The Complications of Autism and Divorce

Parents of a child with autism often find themselves in a struggle to maintain a positive and fruitful relationship. Many such parents report unique strains in their marriage, such as less time to spend together as a couple and decreased patience with their spouse.

Despite the challenges that occur in families where at least one child has an autism spectrum disorder (ASD), a 2012 survey of more than 77,000 parents found that the parents of a child with autism divorce at the same rate as other couples. Still, some children with autism do experience their parents’ divorce, and that event can have significant effects on their well-being.

If you have a child with autism and have chosen to divorce, use the information below to understand the unique challenges you’ll face and to keep your child’s needs a priority during the legal process.

Anticipate Behavioral Problems

The unique difficulties caused by autism — including behavioral, educational, and control issues — are likely to get worse during a divorce. Though a child with autism may struggle to communicate, most will understand that something is changing, and many will have a hard time understanding why the changes are taking place.

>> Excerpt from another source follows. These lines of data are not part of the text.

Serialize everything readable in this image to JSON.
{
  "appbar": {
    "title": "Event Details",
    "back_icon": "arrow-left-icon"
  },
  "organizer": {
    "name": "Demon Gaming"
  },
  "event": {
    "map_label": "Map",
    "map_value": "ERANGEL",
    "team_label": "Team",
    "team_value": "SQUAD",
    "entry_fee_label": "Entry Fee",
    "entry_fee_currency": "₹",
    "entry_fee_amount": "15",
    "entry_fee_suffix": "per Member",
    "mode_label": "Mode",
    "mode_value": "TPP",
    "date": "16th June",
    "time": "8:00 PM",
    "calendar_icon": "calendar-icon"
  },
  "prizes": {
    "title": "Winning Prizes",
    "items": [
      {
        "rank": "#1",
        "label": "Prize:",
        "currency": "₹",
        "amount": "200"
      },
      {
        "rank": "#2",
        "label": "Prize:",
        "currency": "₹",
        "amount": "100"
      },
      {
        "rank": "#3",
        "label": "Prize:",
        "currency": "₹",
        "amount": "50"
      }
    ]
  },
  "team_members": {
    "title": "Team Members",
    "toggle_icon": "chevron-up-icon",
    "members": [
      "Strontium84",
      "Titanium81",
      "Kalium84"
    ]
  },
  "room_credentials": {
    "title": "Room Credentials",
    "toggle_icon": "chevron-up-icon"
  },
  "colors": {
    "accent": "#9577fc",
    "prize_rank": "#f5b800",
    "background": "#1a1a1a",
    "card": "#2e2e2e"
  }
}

As a result of this confusion, some children with ASD may express their frustration with disruptive behavior, such as a meltdown or tantrum. The individual behaviors your child exhibits will vary based on their sensitivities and means of expressing themselves.

Before you announce the divorce to your kids or make any alterations to family life (such as one parent moving out), think about the reactions your child with ASD typically has to unwelcome news. Prepare yourself to experience these reactions more frequently during the transition from married couple to divorced individuals.

Minimize Disruptions to Your Child’s Daily Routine

The changes that accompany separation and divorce disrupt the vital routines children with autism depend on. Consequently, you and your spouse should both aim to create as few changes as possible. For example, do your best to ensure that your child will not change schools and that they will have time with each parent regularly.

Of course, some changes with divorce are inevitable. Make these changes more tolerable for your child with ASD by being very clear about what will change, why, and what your child can expect in the new scenario.

For instance, when your child is about to spend the first night in a new place, tell them about this change as early as possible. Then remind the child multiple times before the overnight stay, including on the day when the sleepover will happen. If you are the parent providing care at a new residence, keep nighttime routines as similar as possible. Enforce the same bedtime and do the same activities that help your child wind down, such as reading a story or having a nightlight.

Consider Your Child’s Needs in All Custody Discussions

In the best-case scenario, both you and your spouse are involved and loving parents who want to arrive at a custody agreement that serves your children first. In this situation, you should discuss plans for where your children will spend time and how they will be financially supported that take into account the needs of any kids with ASD. For example, talk about how you will pay for behavioral therapy, medications, and other treatment your child with ASD uses.

If your divorce involves any type of custody dispute and the court has to make decisions about your child’s care, make sure the unique needs that arise from ASD are clearly stated to the judge. Your lawyer may want to bring in a child psychologist or psychiatrist to testify about which treatment methods are essential for your child’s well-being and therefore should be part of a child support agreement.

Help Is Available

These divorce issues may exhaust a parent who truly cares about their child with autism. Contact the Law Office of Greg Quimby, P.C., to learn how our legal team can support you and create a divorce agreement that considers your exact family situation.

Close Menu